Stored items
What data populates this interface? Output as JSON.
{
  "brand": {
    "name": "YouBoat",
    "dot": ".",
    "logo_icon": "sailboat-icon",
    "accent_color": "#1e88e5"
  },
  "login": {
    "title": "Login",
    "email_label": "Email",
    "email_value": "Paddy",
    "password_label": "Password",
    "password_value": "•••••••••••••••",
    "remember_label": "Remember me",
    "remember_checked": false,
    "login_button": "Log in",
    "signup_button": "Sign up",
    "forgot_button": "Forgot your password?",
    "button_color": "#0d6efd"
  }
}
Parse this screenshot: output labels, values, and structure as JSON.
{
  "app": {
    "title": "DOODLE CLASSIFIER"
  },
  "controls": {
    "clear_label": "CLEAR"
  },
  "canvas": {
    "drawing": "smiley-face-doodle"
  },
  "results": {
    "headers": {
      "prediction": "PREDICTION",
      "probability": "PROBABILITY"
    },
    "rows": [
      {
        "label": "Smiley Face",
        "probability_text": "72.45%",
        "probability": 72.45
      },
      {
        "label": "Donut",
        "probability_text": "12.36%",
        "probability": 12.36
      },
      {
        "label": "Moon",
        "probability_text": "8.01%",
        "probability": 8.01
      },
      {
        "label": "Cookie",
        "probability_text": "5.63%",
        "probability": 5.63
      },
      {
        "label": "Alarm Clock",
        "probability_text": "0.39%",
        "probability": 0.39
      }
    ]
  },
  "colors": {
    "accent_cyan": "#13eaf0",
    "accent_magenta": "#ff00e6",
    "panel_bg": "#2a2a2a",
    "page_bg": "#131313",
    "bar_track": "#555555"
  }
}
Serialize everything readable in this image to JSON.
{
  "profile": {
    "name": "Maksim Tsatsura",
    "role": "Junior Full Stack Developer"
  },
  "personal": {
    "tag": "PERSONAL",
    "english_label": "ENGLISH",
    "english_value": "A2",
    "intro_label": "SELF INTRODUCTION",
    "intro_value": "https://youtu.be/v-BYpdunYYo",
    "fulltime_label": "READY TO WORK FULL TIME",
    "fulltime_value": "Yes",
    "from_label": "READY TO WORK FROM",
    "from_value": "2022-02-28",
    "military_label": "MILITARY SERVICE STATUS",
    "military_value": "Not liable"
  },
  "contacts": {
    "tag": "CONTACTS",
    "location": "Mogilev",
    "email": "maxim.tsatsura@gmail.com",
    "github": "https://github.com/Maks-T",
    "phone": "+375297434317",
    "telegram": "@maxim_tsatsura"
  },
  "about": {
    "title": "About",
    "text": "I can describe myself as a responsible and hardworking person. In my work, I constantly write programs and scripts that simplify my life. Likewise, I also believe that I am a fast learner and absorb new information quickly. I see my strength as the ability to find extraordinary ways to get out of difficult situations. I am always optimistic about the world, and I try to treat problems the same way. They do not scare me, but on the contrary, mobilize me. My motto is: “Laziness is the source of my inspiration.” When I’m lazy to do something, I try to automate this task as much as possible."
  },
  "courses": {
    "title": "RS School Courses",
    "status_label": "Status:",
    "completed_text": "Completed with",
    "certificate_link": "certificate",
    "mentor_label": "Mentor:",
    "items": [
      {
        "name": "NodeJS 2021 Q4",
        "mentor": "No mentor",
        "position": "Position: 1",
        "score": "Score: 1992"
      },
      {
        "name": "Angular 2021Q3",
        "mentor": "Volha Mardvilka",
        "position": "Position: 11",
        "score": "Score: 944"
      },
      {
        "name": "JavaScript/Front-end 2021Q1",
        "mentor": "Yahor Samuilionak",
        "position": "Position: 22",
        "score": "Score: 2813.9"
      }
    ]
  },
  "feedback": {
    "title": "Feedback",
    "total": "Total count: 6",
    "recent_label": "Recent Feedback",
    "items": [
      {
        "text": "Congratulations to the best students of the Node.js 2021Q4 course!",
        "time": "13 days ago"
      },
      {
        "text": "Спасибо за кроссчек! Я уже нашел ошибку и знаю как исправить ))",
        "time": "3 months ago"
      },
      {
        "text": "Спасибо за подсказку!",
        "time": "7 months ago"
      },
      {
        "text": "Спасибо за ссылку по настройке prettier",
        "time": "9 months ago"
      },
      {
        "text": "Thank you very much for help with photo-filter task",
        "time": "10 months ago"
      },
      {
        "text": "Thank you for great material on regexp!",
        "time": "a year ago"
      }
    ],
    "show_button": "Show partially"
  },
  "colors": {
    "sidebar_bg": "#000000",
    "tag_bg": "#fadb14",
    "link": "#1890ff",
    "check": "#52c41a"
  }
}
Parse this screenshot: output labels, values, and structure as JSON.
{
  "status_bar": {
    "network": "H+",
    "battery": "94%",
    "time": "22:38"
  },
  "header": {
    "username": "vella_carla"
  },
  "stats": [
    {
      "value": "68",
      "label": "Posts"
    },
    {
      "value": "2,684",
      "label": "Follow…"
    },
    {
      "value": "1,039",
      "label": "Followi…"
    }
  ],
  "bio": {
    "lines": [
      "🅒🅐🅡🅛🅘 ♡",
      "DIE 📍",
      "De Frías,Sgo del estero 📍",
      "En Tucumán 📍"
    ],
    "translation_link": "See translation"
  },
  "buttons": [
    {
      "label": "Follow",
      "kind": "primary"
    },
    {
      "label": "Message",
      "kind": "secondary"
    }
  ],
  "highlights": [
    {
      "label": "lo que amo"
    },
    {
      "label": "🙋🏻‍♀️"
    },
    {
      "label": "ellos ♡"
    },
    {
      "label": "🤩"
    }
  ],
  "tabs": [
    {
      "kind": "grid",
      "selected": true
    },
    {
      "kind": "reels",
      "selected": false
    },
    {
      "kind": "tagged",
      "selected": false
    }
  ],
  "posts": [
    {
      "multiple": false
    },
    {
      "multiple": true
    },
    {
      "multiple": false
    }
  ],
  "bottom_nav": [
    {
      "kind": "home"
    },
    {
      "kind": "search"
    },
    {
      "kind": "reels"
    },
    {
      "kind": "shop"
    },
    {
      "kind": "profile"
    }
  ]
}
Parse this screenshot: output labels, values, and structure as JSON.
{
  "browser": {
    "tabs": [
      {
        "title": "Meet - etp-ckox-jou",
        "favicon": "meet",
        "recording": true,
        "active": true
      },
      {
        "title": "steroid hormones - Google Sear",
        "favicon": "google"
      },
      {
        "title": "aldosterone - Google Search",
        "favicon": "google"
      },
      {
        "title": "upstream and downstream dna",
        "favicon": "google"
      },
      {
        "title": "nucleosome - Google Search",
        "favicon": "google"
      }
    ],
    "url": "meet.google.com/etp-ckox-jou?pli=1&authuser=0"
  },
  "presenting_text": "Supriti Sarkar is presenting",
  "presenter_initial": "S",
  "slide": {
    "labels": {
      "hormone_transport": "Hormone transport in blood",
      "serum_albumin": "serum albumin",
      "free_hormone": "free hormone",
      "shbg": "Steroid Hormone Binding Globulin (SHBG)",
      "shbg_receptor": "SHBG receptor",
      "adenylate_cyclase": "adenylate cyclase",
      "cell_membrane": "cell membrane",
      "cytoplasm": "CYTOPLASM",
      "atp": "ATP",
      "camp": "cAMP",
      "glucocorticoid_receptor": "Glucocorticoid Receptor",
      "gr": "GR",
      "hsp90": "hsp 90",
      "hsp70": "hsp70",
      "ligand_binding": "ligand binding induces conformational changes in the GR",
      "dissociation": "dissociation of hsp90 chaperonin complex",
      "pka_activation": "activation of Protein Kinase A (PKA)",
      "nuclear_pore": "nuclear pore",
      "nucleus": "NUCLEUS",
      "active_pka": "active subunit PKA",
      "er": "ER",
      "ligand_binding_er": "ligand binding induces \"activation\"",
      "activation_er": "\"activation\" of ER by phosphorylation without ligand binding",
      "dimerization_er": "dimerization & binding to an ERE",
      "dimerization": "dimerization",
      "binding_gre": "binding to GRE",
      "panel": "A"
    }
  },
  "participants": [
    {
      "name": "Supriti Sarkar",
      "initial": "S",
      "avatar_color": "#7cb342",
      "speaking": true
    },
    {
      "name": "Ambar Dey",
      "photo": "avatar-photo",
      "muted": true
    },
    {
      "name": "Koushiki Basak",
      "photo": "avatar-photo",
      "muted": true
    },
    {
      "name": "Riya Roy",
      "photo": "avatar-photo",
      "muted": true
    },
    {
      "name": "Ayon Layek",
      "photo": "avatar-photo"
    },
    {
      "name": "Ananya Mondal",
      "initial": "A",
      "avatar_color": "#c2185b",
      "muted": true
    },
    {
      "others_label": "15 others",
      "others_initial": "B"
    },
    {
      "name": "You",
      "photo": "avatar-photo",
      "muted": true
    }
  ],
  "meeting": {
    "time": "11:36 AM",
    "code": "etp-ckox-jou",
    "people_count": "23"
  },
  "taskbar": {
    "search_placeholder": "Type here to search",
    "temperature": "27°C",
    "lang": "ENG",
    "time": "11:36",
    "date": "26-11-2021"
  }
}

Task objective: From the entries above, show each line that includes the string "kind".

Result:
      "kind": "primary"
      "kind": "secondary"
      "kind": "grid",
      "kind": "reels",
      "kind": "tagged",
      "kind": "home"
      "kind": "search"
      "kind": "reels"
      "kind": "shop"
      "kind": "profile"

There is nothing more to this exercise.